Every line in the entries where "color" is found should be copied.

※

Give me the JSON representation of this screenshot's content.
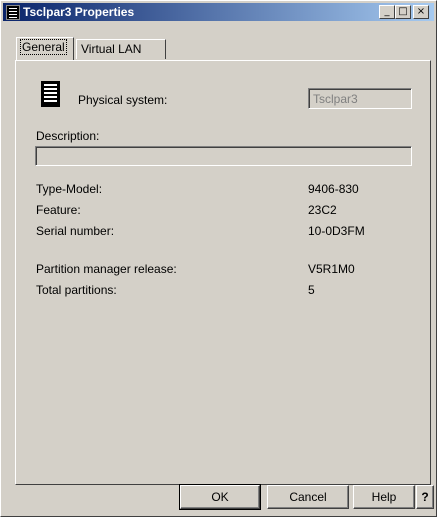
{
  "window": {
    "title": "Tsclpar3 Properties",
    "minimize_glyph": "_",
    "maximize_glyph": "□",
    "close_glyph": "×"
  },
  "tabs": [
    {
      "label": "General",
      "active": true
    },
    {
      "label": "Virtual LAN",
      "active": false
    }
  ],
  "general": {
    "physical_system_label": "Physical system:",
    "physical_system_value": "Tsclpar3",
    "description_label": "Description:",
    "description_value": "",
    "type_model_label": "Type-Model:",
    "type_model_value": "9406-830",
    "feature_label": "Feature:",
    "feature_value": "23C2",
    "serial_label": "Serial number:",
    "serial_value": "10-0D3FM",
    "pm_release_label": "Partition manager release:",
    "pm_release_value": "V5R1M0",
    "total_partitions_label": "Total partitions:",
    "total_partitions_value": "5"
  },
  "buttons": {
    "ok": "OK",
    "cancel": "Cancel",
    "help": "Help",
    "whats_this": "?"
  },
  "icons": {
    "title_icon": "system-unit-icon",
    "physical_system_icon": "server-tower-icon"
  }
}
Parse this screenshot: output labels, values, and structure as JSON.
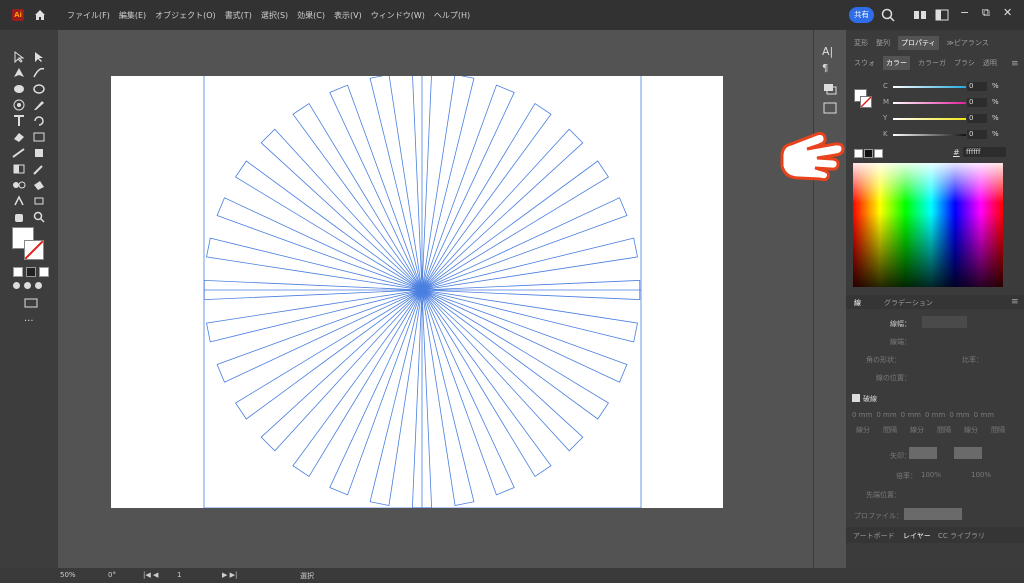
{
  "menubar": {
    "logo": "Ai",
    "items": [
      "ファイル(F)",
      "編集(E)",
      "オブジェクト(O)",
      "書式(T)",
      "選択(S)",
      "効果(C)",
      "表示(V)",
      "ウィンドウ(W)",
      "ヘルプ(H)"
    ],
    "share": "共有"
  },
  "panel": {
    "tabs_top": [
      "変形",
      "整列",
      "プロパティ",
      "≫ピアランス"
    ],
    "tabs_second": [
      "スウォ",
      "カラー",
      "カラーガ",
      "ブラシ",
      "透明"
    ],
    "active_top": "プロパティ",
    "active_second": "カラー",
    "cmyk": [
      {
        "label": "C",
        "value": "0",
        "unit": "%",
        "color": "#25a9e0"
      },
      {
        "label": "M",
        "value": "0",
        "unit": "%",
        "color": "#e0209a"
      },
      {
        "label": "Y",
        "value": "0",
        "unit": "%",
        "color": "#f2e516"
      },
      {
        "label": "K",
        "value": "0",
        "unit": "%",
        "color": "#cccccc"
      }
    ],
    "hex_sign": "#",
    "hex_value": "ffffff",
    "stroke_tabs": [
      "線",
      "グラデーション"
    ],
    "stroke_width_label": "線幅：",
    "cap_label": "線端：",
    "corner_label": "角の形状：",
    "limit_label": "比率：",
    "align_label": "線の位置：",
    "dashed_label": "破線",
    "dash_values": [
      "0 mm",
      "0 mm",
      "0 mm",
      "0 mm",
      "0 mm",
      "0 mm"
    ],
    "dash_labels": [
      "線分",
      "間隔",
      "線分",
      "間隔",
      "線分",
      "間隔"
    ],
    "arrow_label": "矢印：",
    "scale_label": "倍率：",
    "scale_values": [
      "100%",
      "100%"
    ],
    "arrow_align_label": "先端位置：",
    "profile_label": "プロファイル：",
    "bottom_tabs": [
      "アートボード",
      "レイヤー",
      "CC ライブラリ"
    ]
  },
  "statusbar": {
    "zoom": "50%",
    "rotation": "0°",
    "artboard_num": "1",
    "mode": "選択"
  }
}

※

◆ Result of the task ◆
        "color": "#25a9e0"
        "color": "#e0209a"
        "color": "#f2e516"
        "color": "#cccccc"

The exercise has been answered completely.